(c) an optical pyrometer (for measuring high temperatures) calibration for an ideal black body radiation gives too low a value for the temperature of a red hot iron piece in the open, but gives a correct value for the temperature when the same piece is in the furnace.

(d) the earth without its atmosphere would be inhospitably cold.

(e) heating system based on circulation of steam are more efficient in warming a building than those based on circulation of hot water.

(a) a body with large reflectivity is a poor emitter.

(b) a brass tumbler feels much older than a wooden tray on a chilly day.

(c) an optical pyrometer (for measuring high temperatures) calibration for an ideal black body radiation gives too low a value for the temperature of a red hot iron piece in the open, but gives a correct value for the temperature when the same piece is in the furnace.

(d) the earth without its atmosphere would be inhospitably cold.

(e) heating system based on circulation of steam are more efficient in warming a building than those based on circulation of hot water.

**Solution:**

(a) Large reflectivity means less absorption. When a body is a perfectly black body, it absorbs all the radiations and emits all the radiations. Since in the above case absorption is less, emission is very poor.

(b) Brass is a good conductor of heat. When we touch brass tumbler with our fingers, our body heat is quickly conducted to the brass tumbler and hence temperature at the finger tips is reduced. Thus, the brass tumbler feels colder. On the other hand wood is bad conductor, hence our body is not conducted to the wooded tray.

(c) The temperature of red hot iron in the oven is given by E

_{1}= σT

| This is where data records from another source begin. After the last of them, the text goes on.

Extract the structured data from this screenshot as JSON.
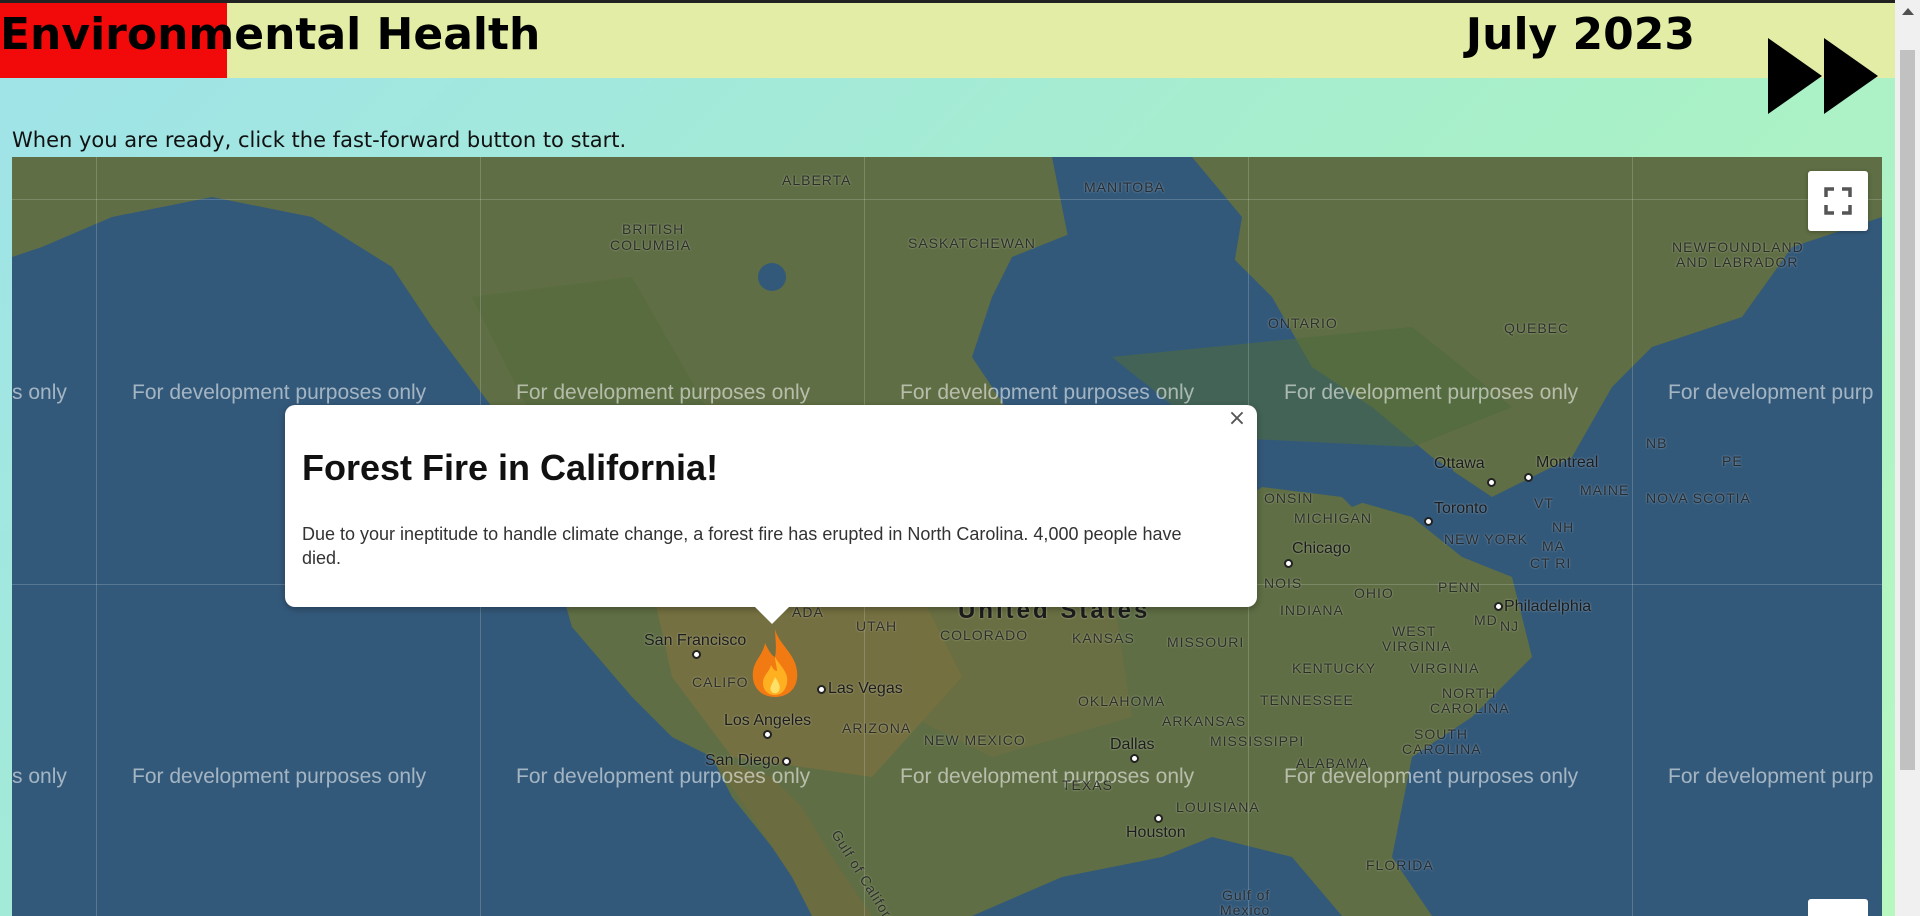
{
  "header": {
    "title": "Environmental Health",
    "date": "July 2023",
    "health_level_pct": 12
  },
  "instructions": "When you are ready, click the fast-forward button to start.",
  "icons": {
    "fast_forward": "fast-forward-icon",
    "fullscreen": "fullscreen-icon",
    "close": "close-icon",
    "fire": "fire-icon"
  },
  "map": {
    "watermark": "For development purposes only",
    "watermark_partial_left": "s only",
    "watermark_partial_right": "For development purp",
    "regions": {
      "alberta": "ALBERTA",
      "manitoba": "MANITOBA",
      "british_columbia_1": "BRITISH",
      "british_columbia_2": "COLUMBIA",
      "saskatchewan": "SASKATCHEWAN",
      "ontario": "ONTARIO",
      "quebec": "QUEBEC",
      "newfoundland_1": "NEWFOUNDLAND",
      "newfoundland_2": "AND LABRADOR",
      "nb": "NB",
      "pe": "PE",
      "nova_scotia": "NOVA SCOTIA",
      "maine": "MAINE",
      "vt": "VT",
      "nh": "NH",
      "ma": "MA",
      "ct_ri": "CT RI",
      "new_york": "NEW YORK",
      "michigan": "MICHIGAN",
      "wisconsin_partial": "ONSIN",
      "illinois_partial": "NOIS",
      "indiana": "INDIANA",
      "ohio": "OHIO",
      "penn": "PENN",
      "md": "MD",
      "nj": "NJ",
      "west_virginia_1": "WEST",
      "west_virginia_2": "VIRGINIA",
      "virginia": "VIRGINIA",
      "kentucky": "KENTUCKY",
      "tennessee": "TENNESSEE",
      "north_carolina_1": "NORTH",
      "north_carolina_2": "CAROLINA",
      "south_carolina_1": "SOUTH",
      "south_carolina_2": "CAROLINA",
      "alabama": "ALABAMA",
      "mississippi": "MISSISSIPPI",
      "arkansas": "ARKANSAS",
      "louisiana": "LOUISIANA",
      "florida": "FLORIDA",
      "oklahoma": "OKLAHOMA",
      "texas": "TEXAS",
      "new_mexico": "NEW MEXICO",
      "arizona": "ARIZONA",
      "utah": "UTAH",
      "colorado": "COLORADO",
      "kansas": "KANSAS",
      "missouri": "MISSOURI",
      "nevada_partial": "ADA",
      "california_partial": "CALIFO",
      "gulf_mexico_1": "Gulf of",
      "gulf_mexico_2": "Mexico",
      "gulf_california": "Gulf of California"
    },
    "country": "United States",
    "cities": {
      "ottawa": "Ottawa",
      "montreal": "Montreal",
      "toronto": "Toronto",
      "chicago": "Chicago",
      "philadelphia": "Philadelphia",
      "san_francisco": "San Francisco",
      "las_vegas": "Las Vegas",
      "los_angeles": "Los Angeles",
      "san_diego": "San Diego",
      "dallas": "Dallas",
      "houston": "Houston"
    }
  },
  "popup": {
    "title": "Forest Fire in California!",
    "body": "Due to your ineptitude to handle climate change, a forest fire has erupted in North Carolina. 4,000 people have died.",
    "close_label": "×"
  },
  "colors": {
    "header_bg": "#e3eda6",
    "health_bar": "#f20a0a",
    "water": "#33597a",
    "land": "#5f6e44"
  }
}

^{4}. When iron is taken out in the open temperature (T0) then its radiation energy is given Es = σ(T

^{4}- T

_{0}

^{4}). Thus the pyrometer measures low values for the red hot iron in the open.

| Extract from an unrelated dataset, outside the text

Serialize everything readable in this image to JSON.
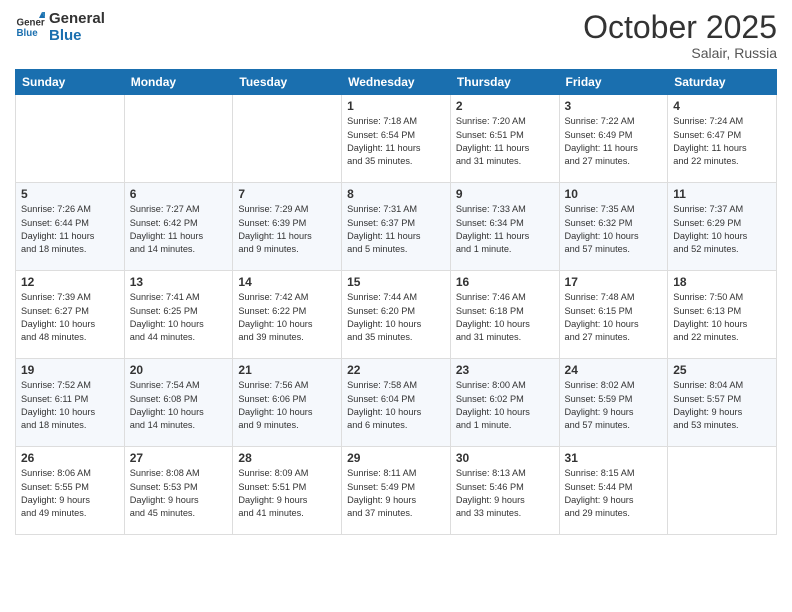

(d) The atmosphere serves purpose of a blanket over the Earth and it does not allow Earth's heat to be radiated during night.

(e) This is due to fact that steam contains more heat in the form of latent heat (540 cal/g) in water.

# Question-18

**A body cools from 80 °C to 50 °C in 5 minutes. Calculate the time it takes to cool from 60 °C to 30 °C. The temperature of the surroundings is 20 °C.**

**Solution:**

If the body cools from 80 °C to 60 °C,

Average temperature of the liquid = = 65 °C

Excess temperature = (65 - 20) °C = 45 °C

Rate of fall in temperature,

or

i.e., -6 = K ×45 -----------(1)

If the body cools from 60 °C to 30 °C,

Average temperature of the liquid =

Excess temperature = (45 - 20) °C = 25 °C

Rate of fall in temperature,

i.e., = K ×25 -----------(2)

Dividing (i) by (2), we get

30t = 30 ×9

t = .